Do you like crime dramas? Last year I watched a Netflix documentary called Making A Murderer. It was gripping, often feeling like an extended episode of the TV show, Law & Order. There were many interesting characters and plot twists, but in this documentary, all of it was real. No actors. Real interviews. Courtroom and TV news footage. Making A Murderer follows the story of one family over the course of many years, as a police department investigates a murder, as the justice department builds a case, and eventually as suspects are convicted and thrown in prison. But they appeal, and the appeal process takes time, and there are more court room scenes. Surprisingly there is an acquittal. Then there is another murder seemingly involving the same family, which leads to another investigation, court case, imprisonment and appeals. The process is messy and expensive and time-consuming, and you never know what really happened. I was glued to the screen.
In this series of posts in our study through Deuteronomy, we have three illustrations of crime and punishment, and the first one looks a lot like a murder mystery.
If you’d like, see for yourself by reading Deuteronomy 21. What we are seeking is to learn more about God’s heart through his teaching to Israel about crime and punishment.
Look at verse 1, our first crime. As you can see, the text gives us a couple clues that this an unsolved murder case. The first clue is the word “slain” at the beginning of the verse. This is a vivid word in the Hebrew, better translated by our English word “pierced.” It gives us the image of body that has been pierced by a sharp object, like a knife or sword. The second clue that this is a murder is the phrase, “and it is not known who killed him,” at the end of the verse. So we have a body that has been pierced and is dead, but we don’t know who did it.
My mind immediately thinks: murder mystery! I want to know more about this body and who did killed the person, and why. But interestingly, the circumstances surrounding this death are barely in view in this passage. There is no mention of tracking down the perpetrator, or anything like that. It simply says, “it is not known who killed him,” which is vague. We have no idea how much they investigated. Was the body just found that day? Have they been working this case for weeks? We don’t get any details. You might be thinking, but those are important details! Shouldn’t God care about justice for the victim? Absolutely, he does. In fact he already dealt with that, as we will see below.
God has another reason, however, for bringing up unsolved murders here in chapter 21. Look at the middle of verse 1. The body is found lying in a field, and yet notice how he describes the field. It is “in the land the Lord their God is giving them to possess.” That should sound familiar, because throughout our study of Deuteronomy we have heard a lot about the land.
The land they are about to possess is the Promised Land, Canaan, the land of their forefathers, the land flowing with milk and honey. God references the land 178 times in the book of Deuteronomy, and in all but three chapters. I don’t know that it would be possible to overstate how important the land was to God and to the people. For a people without land of their own, it is incredibly emotional when they obtain land. Think about how you felt when you rented your first apartment or purchased your first house? Overjoyed! You had a space of your own.

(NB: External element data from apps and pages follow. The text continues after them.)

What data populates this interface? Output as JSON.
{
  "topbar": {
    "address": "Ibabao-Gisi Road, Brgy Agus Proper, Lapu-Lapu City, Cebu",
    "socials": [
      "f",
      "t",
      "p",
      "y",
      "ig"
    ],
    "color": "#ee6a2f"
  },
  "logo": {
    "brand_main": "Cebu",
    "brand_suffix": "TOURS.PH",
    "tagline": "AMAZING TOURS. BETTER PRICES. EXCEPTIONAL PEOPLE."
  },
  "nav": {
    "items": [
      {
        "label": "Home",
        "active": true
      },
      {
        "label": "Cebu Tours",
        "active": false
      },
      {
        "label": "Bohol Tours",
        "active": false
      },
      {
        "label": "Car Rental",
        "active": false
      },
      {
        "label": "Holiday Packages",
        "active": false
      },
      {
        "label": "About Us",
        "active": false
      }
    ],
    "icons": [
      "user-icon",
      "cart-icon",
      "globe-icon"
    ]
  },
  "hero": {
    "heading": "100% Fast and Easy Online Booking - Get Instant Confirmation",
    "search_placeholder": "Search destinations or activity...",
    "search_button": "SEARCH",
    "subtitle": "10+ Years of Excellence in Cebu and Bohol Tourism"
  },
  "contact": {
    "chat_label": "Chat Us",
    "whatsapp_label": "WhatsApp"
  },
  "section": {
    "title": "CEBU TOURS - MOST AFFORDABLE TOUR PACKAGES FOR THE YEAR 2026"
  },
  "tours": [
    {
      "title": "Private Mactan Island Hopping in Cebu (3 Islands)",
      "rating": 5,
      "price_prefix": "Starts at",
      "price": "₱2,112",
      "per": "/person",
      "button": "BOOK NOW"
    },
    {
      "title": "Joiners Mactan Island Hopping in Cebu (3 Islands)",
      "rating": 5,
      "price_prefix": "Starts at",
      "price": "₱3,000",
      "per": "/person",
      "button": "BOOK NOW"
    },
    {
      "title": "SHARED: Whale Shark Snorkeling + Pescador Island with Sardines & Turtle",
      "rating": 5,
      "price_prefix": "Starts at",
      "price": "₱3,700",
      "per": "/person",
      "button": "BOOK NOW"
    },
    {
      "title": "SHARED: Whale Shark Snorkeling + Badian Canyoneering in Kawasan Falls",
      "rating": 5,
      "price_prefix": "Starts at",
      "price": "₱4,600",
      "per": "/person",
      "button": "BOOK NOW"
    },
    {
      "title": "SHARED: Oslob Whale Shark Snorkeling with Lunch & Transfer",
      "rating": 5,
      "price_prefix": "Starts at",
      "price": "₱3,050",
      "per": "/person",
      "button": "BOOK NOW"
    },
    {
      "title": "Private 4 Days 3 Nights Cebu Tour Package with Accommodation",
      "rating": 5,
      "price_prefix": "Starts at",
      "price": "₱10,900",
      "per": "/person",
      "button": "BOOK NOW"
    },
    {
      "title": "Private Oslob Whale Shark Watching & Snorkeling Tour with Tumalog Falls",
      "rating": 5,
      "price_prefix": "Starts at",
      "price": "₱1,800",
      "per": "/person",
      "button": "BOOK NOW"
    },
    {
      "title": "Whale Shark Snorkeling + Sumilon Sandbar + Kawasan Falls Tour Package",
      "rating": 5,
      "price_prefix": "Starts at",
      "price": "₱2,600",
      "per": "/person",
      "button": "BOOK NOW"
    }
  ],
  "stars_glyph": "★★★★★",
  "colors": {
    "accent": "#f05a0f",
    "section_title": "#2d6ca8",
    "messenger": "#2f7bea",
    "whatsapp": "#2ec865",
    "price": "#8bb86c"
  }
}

So jump back with me to chapter 19, verse 10, as there is a mention of the land that connects to what God is talking about here in chapter 21. In chapter 19, you might remember, God gives his people instructions for creating cities of refuge in the land. People can flee to these cities if they have accidentally killed someone. In those cities, they will be protected from any family members of the deceased who might want to take revenge on them. And why? Chapter 19, verse 10 tells us: “Do this so that innocent blood will not be shed in your land, which the Lord your God is giving you as your inheritance and so that you will not be guilty of bloodshed.”
In another place, Numbers 35:33-34, God teaches Israel something similar: “Do not pollute the land where you are. Bloodshed pollutes the land, and atonement cannot be made for the land on which blood has been shed, except by the blood of the one who shed it. Do not defile the land where you live and where I dwell, for I, the Lord, dwell among the Israelites.”
Teachings like these, and many others we have seen throughout Deuteronomy, illustrate how deeply God wanted purity in the land and in his people. He not only wanted the physical land, the dirt, the earth, to be pure, but he also wanted the same for his people. The Canaanites who were living in the land, though, did evil in God’s eyes. They practiced the sacrificing of babies in worship, they were ruthless and murderous. God wanted Israel to be different, to be holy and just, as he was. So he is particular about purity. There must be no innocent bloodshed. When blood was shed, Numbers 35 tells us, the murderer must pay the blood guilt with his own blood (death penalty), and then God declares that the land will be pure again. But what if the murderer can’t be found, or is unknown? How will the blood guilt on the land be dealt with? In other words, they still need to deal with the body! So God gives them a method to deal with the blood guilt in the land when an unsolved murder happens Deuteronomy chapter 21, verses 2-9.
In part 2, we’ll examine what turns out to be a very strange ritual.